While much has changed over the past 20 to 30 years, there is still substantial continuity in the manner in which in-house counsel have contributed to the success of their employers. While the issues change and skills and techniques evolve, many of the basic concepts remain the same.
While reviewing some old files (part of my continuous and seemingly futile effort to get organized since leaving the Association of Corporate Counsel) I came across several items that piqued my interest because of their similarity to what you see today in many writings generally, as well as an article on proving your value, which I recently posted.
In 1983, the ACC presented a program entitled Introduction to Inside Practice, a precursor to today’s well-received Corporate Counsel University. During one of the sessions, which addressed how to be an in-house lawyer, the speaker shared his insights based on responses to a question on what advice would you give someone new to in-house practice? Here are some of the responses offered 30 years ago:
• “Think before you speak.”
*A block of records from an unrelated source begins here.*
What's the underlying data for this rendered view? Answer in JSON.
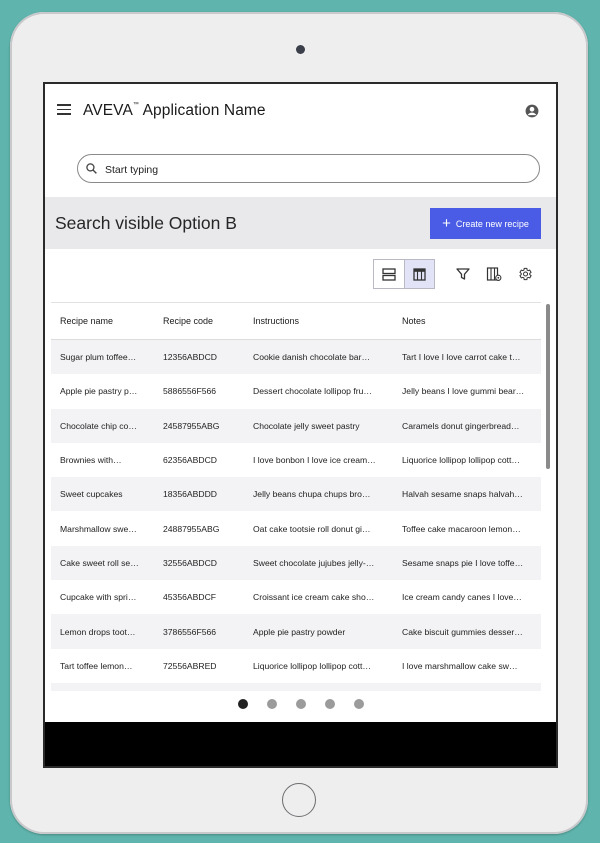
{
  "header": {
    "app_title": "AVEVA",
    "trademark": "™",
    "app_subtitle": " Application Name",
    "menu_icon": "hamburger-menu-icon",
    "account_icon": "account-circle-icon"
  },
  "search": {
    "placeholder": "Start typing",
    "value": ""
  },
  "banner": {
    "title": "Search visible Option B",
    "create_button_label": "Create new recipe",
    "create_button_color": "#4a5ce6"
  },
  "toolbar": {
    "view_options": [
      "list-view-icon",
      "table-view-icon"
    ],
    "active_view": "table-view-icon",
    "tools": [
      "filter-icon",
      "column-settings-icon",
      "gear-icon"
    ]
  },
  "table": {
    "columns": [
      "Recipe name",
      "Recipe code",
      "Instructions",
      "Notes"
    ],
    "rows": [
      [
        "Sugar plum toffee…",
        "12356ABDCD",
        "Cookie danish chocolate bar…",
        "Tart I love I love carrot cake t…"
      ],
      [
        "Apple pie pastry p…",
        "5886556F566",
        "Dessert chocolate lollipop fru…",
        "Jelly beans I love gummi bear…"
      ],
      [
        "Chocolate chip co…",
        "24587955ABG",
        "Chocolate jelly sweet pastry",
        "Caramels donut gingerbread…"
      ],
      [
        "Brownies with…",
        "62356ABDCD",
        "I love bonbon I love ice cream…",
        "Liquorice lollipop lollipop cott…"
      ],
      [
        "Sweet cupcakes",
        "18356ABDDD",
        "Jelly beans chupa chups bro…",
        "Halvah sesame snaps halvah…"
      ],
      [
        "Marshmallow swe…",
        "24887955ABG",
        "Oat cake tootsie roll donut gi…",
        "Toffee cake macaroon lemon…"
      ],
      [
        "Cake sweet roll se…",
        "32556ABDCD",
        "Sweet chocolate jujubes jelly-…",
        "Sesame snaps pie I love toffe…"
      ],
      [
        "Cupcake with spri…",
        "45356ABDCF",
        "Croissant ice cream cake sho…",
        "Ice cream candy canes I love…"
      ],
      [
        "Lemon drops toot…",
        "3786556F566",
        "Apple pie pastry powder",
        "Cake biscuit gummies desser…"
      ],
      [
        "Tart toffee lemon…",
        "72556ABRED",
        "Liquorice lollipop lollipop cott…",
        " I love marshmallow cake sw…"
      ]
    ]
  },
  "pagination": {
    "pages": 5,
    "current_page": 1
  }
}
• “Learn the business and try to be as practical as possible in your advice.”
• “[You] must make that initial effort to understand the client’s business, its customers, products, sales, and competitors.”
• “You need to be visible — go to sales meetings, staff meetings, lunches, and anything else you can manage.”
• “Keep your eyes and ears open — be patient — it takes time to learn your client but you have to do it.”
• “Where there is change, there is opportunity.”
• And my personal favorite, “Don’t be an a-hole.”
I also came across an article entitled “Career Management: It’s Up to You” from the June 2001 ACC Docket that included a sidebar about the “Top ten things corporations want their in-house counsel to know.” It included the following items:
• “To be helpful and effective, your advice must be clear and understandable by people who are not attorneys.”
• “A good answer today is usually better than a perfect answer next week.”
• “Your ethical opinion is at least as important as your legal opinion.”
• “Just as we must be able to understand your legal advice, you need to understand as much as possible about our industry.”
• “The individuals seeking your advice often think of you as their personal attorney. Make certain that everyone knows who your client is.”
• “Technology, if properly used, makes you more efficient. Stay up to date.”
Yesterday’s advice remains valid today and I fully anticipate it will be tomorrow as well.
Over the years, in-house counsel have honed and perfected their skills to adapt to changing environments and economic conditions. In-house legal departments have grown dramatically in the past 20 years and the changing regulatory environments, increased attention on risk management, and corporate compliance scrutiny created significant challenges for the in-house bar. The changes that have occurred also have propelled in-house counsel to move into more strategic roles within their organizations.
Yet, as I review my files and old program materials, it seems clear to me that much of what clients wanted from their in-house counsel 10, 15, even 30 years ago, remains true today, including:
• solid legal knowledge and appreciation for educational training;
• sound judgment;
• impeccable integrity;
• strategic vision;
• leadership: recognize good people and bring out the best in them;
• recognize the obligation as professionals to help those less fortunate through pro bono and community service;
• stay on top of technological advancements;
• focus on helping companies save time, money, and effort; and
• ability to adapt to change.
In-house counsel must continue to move forward and learn new practical skills to overcome the legal and business challenges you face. At the same time let’s remember sometimes we can learn by going back to the future.